The Extinction Trials: Rebel is the third book of the series and closes the trilogy out in a very satisfying way. The bulk of the story takes place on Piloria, the dinosaur continent, and this one is as action packed as the first two. There's also a lot of character development, which I found very welcome, as Storm and Lincoln have to come to terms not only with their burgeoning relationship, but also with a new way of life.
Storm has of course been on Piloria for six months with her father, Reban Don, and they've just begun to form a rather tenuous relationship themselves, as father and daughter, when they get a big shock. There are other people on Piloria! Refugees from Earthasia, where things are not going well. An unintended side effect of the blistering plague cure is that more people are living, and the overtaxed resources of Earthasia can't keep up. People are starving and it all comes to a head early on, with Lincoln and some of the other supporting characters barely making it to Piloria.
Storm is of course happy to see her friends again, but it soon becomes clear that the refugees, under the leadership of Silas, do not intend to live with the land- they intend to conquer it. Storm and Reban must therefore decide how far they're willing to go to assist the newcomers- but will their efforts be appreciated? Things get dicey when Silas and Reban go head to head, and things begin to look dire.
As I said this is a satisfying conclusion to the series, and yet at the same time it's fairly open ended. I feel like there could easily be more books set in this world, and while the ending is fairly conventional, there are still a few surprises. The body count, as always, is fairly high, and if you like dinosaur mayhem there's no shortage of that! There's also an expanded map, which I may have hooted in delight over when I saw it, to go along with the new areas they explore in this one.
I was especially fascinated by the questions raised here. What is the right way to colonize a continent teeming with dinosaurs, but also with natural resources that have run out back home? Do you try to live with the peaceful dinos, or just eradicate them all? That's the heart of the story here, with Storm determined to live in harmony with the land, and Silas out to conquer everything that might stand in their way. A heavy-handed look at our own way of life? Perhaps, but frankly I thought it was handled well, with a lot of heart and no easy answers.

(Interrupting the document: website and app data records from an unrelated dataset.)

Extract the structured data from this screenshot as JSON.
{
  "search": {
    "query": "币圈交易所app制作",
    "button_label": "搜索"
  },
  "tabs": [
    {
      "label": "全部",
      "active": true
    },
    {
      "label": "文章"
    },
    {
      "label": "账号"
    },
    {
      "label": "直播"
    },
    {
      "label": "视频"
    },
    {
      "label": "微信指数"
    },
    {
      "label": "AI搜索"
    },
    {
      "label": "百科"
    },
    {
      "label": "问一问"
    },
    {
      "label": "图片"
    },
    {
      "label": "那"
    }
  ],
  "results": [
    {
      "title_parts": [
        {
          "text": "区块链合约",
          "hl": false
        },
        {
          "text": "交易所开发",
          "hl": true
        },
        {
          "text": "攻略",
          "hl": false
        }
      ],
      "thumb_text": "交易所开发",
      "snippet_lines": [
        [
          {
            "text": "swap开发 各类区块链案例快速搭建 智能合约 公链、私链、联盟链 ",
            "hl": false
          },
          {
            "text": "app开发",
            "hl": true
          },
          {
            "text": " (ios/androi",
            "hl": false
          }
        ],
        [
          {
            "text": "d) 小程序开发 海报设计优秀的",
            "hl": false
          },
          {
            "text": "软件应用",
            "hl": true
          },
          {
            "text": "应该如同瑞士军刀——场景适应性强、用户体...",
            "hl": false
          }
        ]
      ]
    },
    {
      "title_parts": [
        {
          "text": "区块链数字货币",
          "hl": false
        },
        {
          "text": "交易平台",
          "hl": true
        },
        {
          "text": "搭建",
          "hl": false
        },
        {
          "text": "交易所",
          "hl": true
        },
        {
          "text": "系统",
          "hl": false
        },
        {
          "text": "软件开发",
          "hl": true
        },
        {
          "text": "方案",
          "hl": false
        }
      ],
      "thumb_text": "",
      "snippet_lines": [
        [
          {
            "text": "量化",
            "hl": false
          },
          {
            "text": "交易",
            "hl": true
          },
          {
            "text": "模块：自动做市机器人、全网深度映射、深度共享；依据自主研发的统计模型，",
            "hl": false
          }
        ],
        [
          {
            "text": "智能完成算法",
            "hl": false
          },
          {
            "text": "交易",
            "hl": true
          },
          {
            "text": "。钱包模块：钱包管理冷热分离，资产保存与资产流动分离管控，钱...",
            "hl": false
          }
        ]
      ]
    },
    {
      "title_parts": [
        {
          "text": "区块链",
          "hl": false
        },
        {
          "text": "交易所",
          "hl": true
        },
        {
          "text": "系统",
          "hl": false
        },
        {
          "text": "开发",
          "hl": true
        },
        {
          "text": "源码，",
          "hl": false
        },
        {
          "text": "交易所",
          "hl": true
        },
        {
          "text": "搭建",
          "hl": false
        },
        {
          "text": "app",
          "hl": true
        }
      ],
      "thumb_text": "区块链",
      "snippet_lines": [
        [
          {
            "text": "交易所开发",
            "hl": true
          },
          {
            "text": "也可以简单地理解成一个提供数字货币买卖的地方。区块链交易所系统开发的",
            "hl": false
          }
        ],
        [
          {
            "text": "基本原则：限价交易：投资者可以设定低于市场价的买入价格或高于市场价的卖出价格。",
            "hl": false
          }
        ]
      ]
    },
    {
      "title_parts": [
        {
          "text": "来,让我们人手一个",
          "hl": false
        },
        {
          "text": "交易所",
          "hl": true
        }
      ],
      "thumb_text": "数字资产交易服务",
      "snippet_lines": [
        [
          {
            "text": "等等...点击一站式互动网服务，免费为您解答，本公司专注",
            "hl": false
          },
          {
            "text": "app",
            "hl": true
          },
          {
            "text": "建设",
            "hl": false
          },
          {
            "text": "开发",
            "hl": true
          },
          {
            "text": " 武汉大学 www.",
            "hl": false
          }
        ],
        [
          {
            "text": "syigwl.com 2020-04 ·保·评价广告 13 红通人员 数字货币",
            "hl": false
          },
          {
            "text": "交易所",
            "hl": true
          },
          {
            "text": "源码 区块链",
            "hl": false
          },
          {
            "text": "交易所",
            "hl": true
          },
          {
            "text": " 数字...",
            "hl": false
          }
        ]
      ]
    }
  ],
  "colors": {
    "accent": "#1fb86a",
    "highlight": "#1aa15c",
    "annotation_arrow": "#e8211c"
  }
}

Storm's relationship with Lincoln was handled well. It's definitely slow burn- not a lot of romance here- and both characters are likable. Reban gets a bit of a makeover as well, in the sense that we see hidden layers emerge. And the supporting cast as always are a part of the action, which is nice- we also see more of Lincoln's family and Jesa's family from the second book.
All in all this was a great read. There were a few minor errors, such as missing words in a sentence, but it wasn't a big deal, although I did notice early on that there were forty zones in Earthasia and then twice later there were four hundred, so perhaps the editing could have been tighter, but other than relatively small issues like that I had a blast with this book. Lots of fun.
I wanted to discuss more in depth since I have a fair amount of thoughts on this one.
I was a little disappointed that we never really get an explanation for Storm's bond with Milo. The plesiosaur does show up but doesn't have a lot to do- but am I the only one who wonders if there is something more to Storm? Not only does she have the bond with Milo, but she has that moment with the titanosaur where she almost seems to connect with it somehow?
Triceratops! I loved the early scene with the triceratops rampage and the duckbills fleeing- really set the stage for how dangerous Piloria can be.
I liked Lincoln a lot more here- his character development has been nice. I kind of expected the relationship with him and Storm to move a little faster, but at the same time it was done well.
The science is a little iffy? I mean viruses that enhance the raptors so quickly? If the virus is causing a mutation to make them bigger and more intelligent, wouldn't that take longer than six months?
We never find out what the deal is with this world. Is it Earth in some form (I mean the name Earthasia is sort of a hint) but why is one continent overcrowded and depleted, and one continent has no people and tons of dinosaurs?
I wanted a little more resolution at the end. Letting Silas get off scot free, relatively speaking, seemed iffy to me as well, although it does make him a possible recurring villain if this series were to continue. I feel like he was fairly one dimensional though- we never get to really see why he's such a jerk.